● BRIEF
Return the listing below unchanged, minus its pictures.

● GIVEN RECORDS

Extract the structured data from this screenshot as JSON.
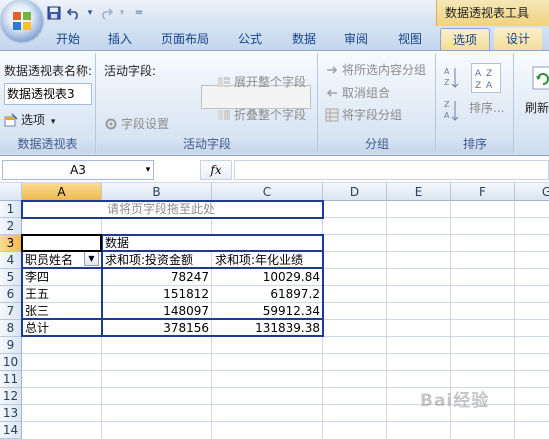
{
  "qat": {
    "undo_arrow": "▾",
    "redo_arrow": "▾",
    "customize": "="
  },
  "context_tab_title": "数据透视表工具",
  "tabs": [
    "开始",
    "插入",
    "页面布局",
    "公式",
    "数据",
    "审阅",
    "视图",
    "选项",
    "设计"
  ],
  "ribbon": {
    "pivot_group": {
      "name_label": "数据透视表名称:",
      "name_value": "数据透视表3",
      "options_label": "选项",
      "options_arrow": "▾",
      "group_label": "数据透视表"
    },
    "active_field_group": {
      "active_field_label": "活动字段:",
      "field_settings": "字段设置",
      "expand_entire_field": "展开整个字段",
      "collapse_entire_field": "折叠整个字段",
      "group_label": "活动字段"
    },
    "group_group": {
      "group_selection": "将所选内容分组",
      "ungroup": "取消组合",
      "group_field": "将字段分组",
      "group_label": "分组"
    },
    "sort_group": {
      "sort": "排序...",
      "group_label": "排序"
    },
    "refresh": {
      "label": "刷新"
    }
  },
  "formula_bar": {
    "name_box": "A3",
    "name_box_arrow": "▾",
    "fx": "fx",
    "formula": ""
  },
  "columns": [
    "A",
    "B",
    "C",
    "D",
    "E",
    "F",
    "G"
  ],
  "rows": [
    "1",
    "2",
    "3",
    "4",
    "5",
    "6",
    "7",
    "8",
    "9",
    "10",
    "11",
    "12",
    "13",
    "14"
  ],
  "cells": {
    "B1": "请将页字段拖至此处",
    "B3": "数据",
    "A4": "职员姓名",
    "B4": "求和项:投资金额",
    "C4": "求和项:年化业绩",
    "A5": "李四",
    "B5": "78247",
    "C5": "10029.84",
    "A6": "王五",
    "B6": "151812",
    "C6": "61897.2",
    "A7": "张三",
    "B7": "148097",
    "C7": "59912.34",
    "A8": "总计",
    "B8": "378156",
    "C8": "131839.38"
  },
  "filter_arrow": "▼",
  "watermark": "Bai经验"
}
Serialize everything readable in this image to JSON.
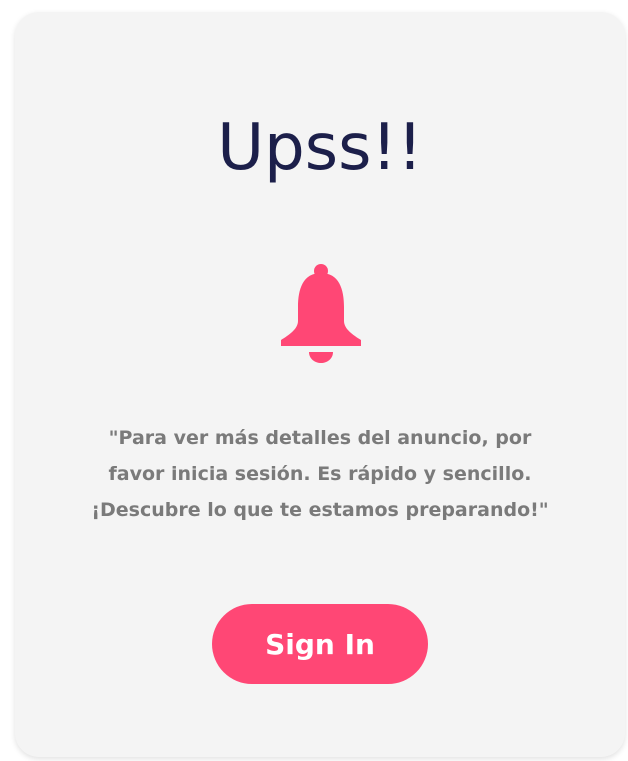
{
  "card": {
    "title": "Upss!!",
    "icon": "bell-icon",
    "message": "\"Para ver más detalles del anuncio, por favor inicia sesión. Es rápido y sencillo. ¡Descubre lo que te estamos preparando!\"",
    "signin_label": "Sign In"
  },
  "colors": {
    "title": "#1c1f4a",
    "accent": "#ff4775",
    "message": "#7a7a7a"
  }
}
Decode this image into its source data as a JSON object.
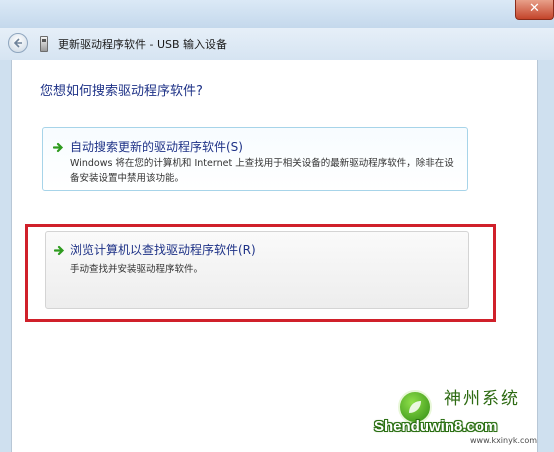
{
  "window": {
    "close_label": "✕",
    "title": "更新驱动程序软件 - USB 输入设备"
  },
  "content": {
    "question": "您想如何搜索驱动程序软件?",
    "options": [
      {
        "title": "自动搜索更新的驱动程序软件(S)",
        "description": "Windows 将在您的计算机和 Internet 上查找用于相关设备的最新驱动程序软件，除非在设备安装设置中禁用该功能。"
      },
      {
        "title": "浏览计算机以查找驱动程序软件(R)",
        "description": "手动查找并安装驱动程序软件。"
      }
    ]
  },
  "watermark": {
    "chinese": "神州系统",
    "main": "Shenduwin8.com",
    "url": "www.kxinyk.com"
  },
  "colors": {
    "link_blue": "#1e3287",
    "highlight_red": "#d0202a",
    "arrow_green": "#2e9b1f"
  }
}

● SOLUTION FOR THIS EXERCISE
Extract the structured data from this screenshot as JSON.
{
  "qat": {
    "undo_arrow": "▾",
    "redo_arrow": "▾",
    "customize": "="
  },
  "context_tab_title": "数据透视表工具",
  "tabs": [
    "开始",
    "插入",
    "页面布局",
    "公式",
    "数据",
    "审阅",
    "视图",
    "选项",
    "设计"
  ],
  "ribbon": {
    "pivot_group": {
      "name_label": "数据透视表名称:",
      "name_value": "数据透视表3",
      "options_label": "选项",
      "options_arrow": "▾",
      "group_label": "数据透视表"
    },
    "active_field_group": {
      "active_field_label": "活动字段:",
      "field_settings": "字段设置",
      "expand_entire_field": "展开整个字段",
      "collapse_entire_field": "折叠整个字段",
      "group_label": "活动字段"
    },
    "group_group": {
      "group_selection": "将所选内容分组",
      "ungroup": "取消组合",
      "group_field": "将字段分组",
      "group_label": "分组"
    },
    "sort_group": {
      "sort": "排序...",
      "group_label": "排序"
    },
    "refresh": {
      "label": "刷新"
    }
  },
  "formula_bar": {
    "name_box": "A3",
    "name_box_arrow": "▾",
    "fx": "fx",
    "formula": ""
  },
  "columns": [
    "A",
    "B",
    "C",
    "D",
    "E",
    "F",
    "G"
  ],
  "rows": [
    "1",
    "2",
    "3",
    "4",
    "5",
    "6",
    "7",
    "8",
    "9",
    "10",
    "11",
    "12",
    "13",
    "14"
  ],
  "cells": {
    "B1": "请将页字段拖至此处",
    "B3": "数据",
    "A4": "职员姓名",
    "B4": "求和项:投资金额",
    "C4": "求和项:年化业绩",
    "A5": "李四",
    "B5": "78247",
    "C5": "10029.84",
    "A6": "王五",
    "B6": "151812",
    "C6": "61897.2",
    "A7": "张三",
    "B7": "148097",
    "C7": "59912.34",
    "A8": "总计",
    "B8": "378156",
    "C8": "131839.38"
  },
  "filter_arrow": "▼",
  "watermark": "Bai经验"
}
Serialize everything readable in this image to JSON.
{
  "card": {
    "title": "Upss!!",
    "icon": "bell-icon",
    "message": "\"Para ver más detalles del anuncio, por favor inicia sesión. Es rápido y sencillo. ¡Descubre lo que te estamos preparando!\"",
    "signin_label": "Sign In"
  },
  "colors": {
    "title": "#1c1f4a",
    "accent": "#ff4775",
    "message": "#7a7a7a"
  }
}
Decode this image into its source data as a JSON object.
{
  "window": {
    "close_label": "✕",
    "title": "更新驱动程序软件 - USB 输入设备"
  },
  "content": {
    "question": "您想如何搜索驱动程序软件?",
    "options": [
      {
        "title": "自动搜索更新的驱动程序软件(S)",
        "description": "Windows 将在您的计算机和 Internet 上查找用于相关设备的最新驱动程序软件，除非在设备安装设置中禁用该功能。"
      },
      {
        "title": "浏览计算机以查找驱动程序软件(R)",
        "description": "手动查找并安装驱动程序软件。"
      }
    ]
  },
  "watermark": {
    "chinese": "神州系统",
    "main": "Shenduwin8.com",
    "url": "www.kxinyk.com"
  },
  "colors": {
    "link_blue": "#1e3287",
    "highlight_red": "#d0202a",
    "arrow_green": "#2e9b1f"
  }
}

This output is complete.